Simply put, biofuels are those fuels which are made directly from plant or animal biomass. Petro-fuels are petroleum-based fuels, also called fossil fuels because they are refined from the fossils of plant and animal biomass.

Commonly for today's markets, these two types of fuels are blended. Ethanol is typically mixed with gasoline; 98% of gas stations sell E-10 (10% ethanol, 90% gasoline). *

B20 (20% biodiesel to 80% petro-diesel) is the most popular blend for vehicles with diesel engines.

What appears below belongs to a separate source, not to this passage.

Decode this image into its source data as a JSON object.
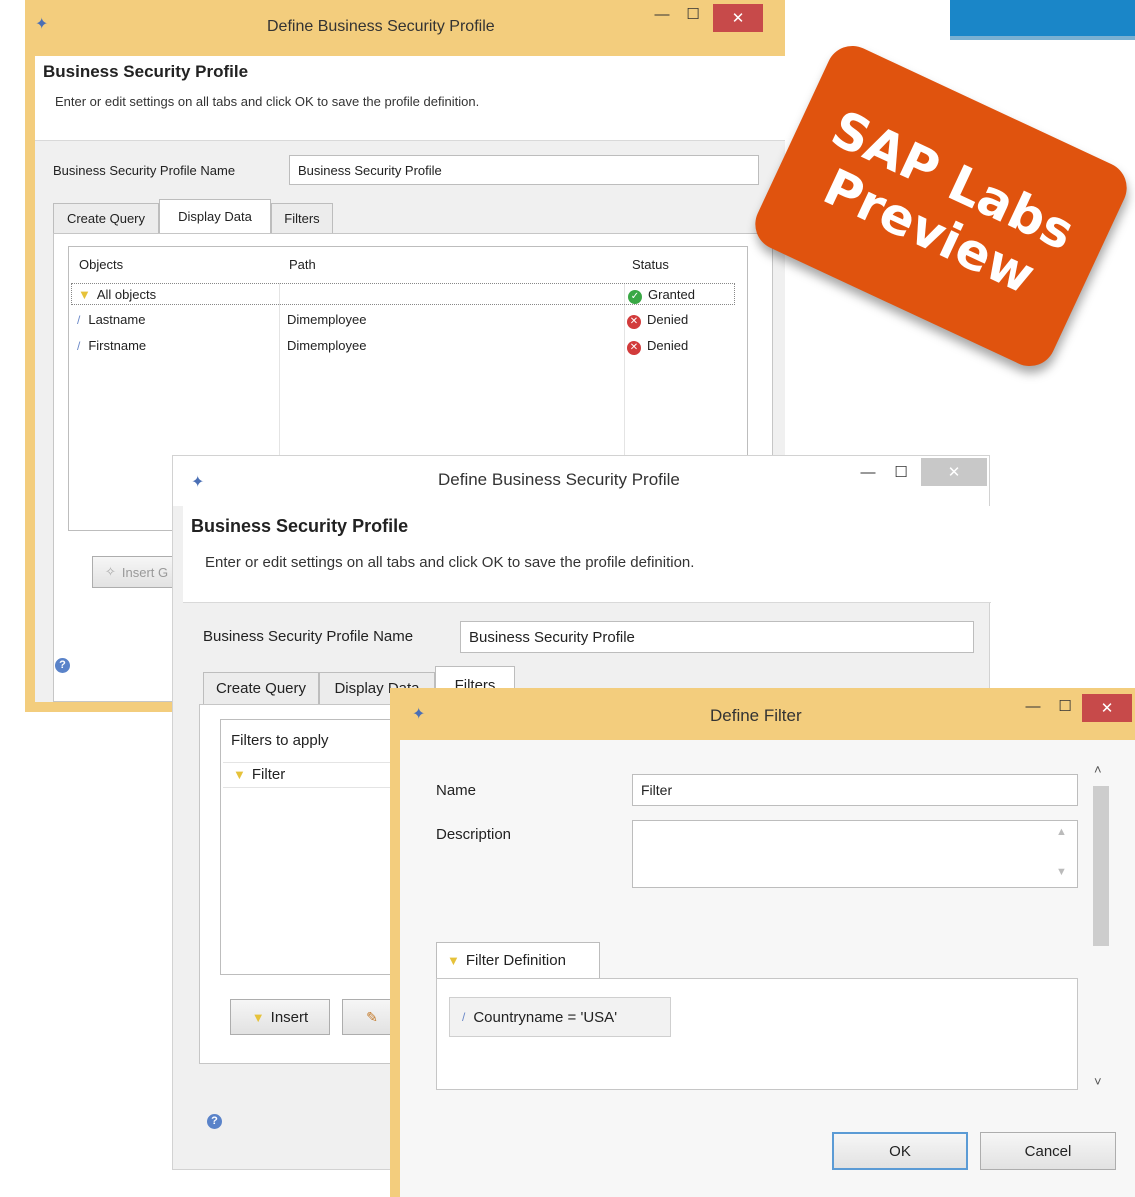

B100 refers to 100% pure, unblended biodiesel. It is not often used commercially as a fuel for many reasons ... and one of those reasons is WATER.

*Alternative Fuels Data Center, USDept of Energy.

Why is water so damaging to biofuels?

Why is water so damaging to biofuels?

Oil-based fuels float on top of any water that gets into a fuel tank, preventing the water from evaporating back into the air. The interface where the oil and water meet becomes a perfect habitat for algea and microbes ... these critters live in the water and feed off of the oil. As they reproduce, the populations explode and the dead sink to form a nasty sludge on the bottom of the tank.

In the photograph:
The jar on the left, with fingers clearly showing through, is B100 biodiesel. This is the way B100 should look, fresh and clean and dry.

The jar on the right shows the well-contaminated layer of sludge that has sunk to the bottom of the jar, and the bottom of the water layer. The murky dark layer on top is contaminated biodiesel.

As soon as the vehicle moves or the engine is started, the layers of fuel, water and sludge can become mixed and then pulled into the engine. This causes engine corrosion and clogged injectors. Boats, which often sit for a long time in the winter, can be vulnerable to engine failure. In the wrong place & at the wrong time, engine failure can be dangerous.

Both petro-fuels and bio-fuels attract water molecularly, but the biofuels are much more hygroscopic, readily attracting and retaining water vapor from the atmosphere. Thus, biofuels are more vulerable to contamination by water, microbes, and sludge.

How is the water getting into my fuel tank?

How is the water getting into my fuel tank?

There are three ways:

  1. "Diurnal breathing" is the term for the natural daily airflow cycle of your fuel tank.
    Fuel tanks have an air vent to allow this.

    During the day, the fuel in the tank expands due to the warmth of the ambient temperature. This pushes out last night's air. Then at night, when the fuel cools off and contracts, fresh marine air full of water vapor is sucked into the tank.

    Overnight, the fuels -especially biofuels- attract the water molecules out of the tank's air. The next day, as the cycle repeates, the tank pushes out some old air and draws in more humid marine air.
  2. As the fuel in the tank is used up by the engine, the tank is able to hold more air.
    So, the cycle continues.
  3. Fuels often have a certain amount of water before they even reach the gas station.

How long can biodiesel be stored before it "goes bad"?

More info soon.

How can I safely use biodiesel for my sailboat's engine?

Keep it Dry!

Boating is certainly more fun when there's no fear about the engine stalling during times of need.

Keep your biofuel dry, clean, and safe by preventing water contamination.

Put an AVD Air Vent Dryer in the air vent hose and simply forget about it until your next oil change. The AVD will trap and collect all the moist water vapor from the atmosphere.

Case Study: AVDs on Petit Fuel biodiesel storage tanks.

More info soon.

Case Study: Ama Natura, the B100 non-petro-fuel boat

More info soon.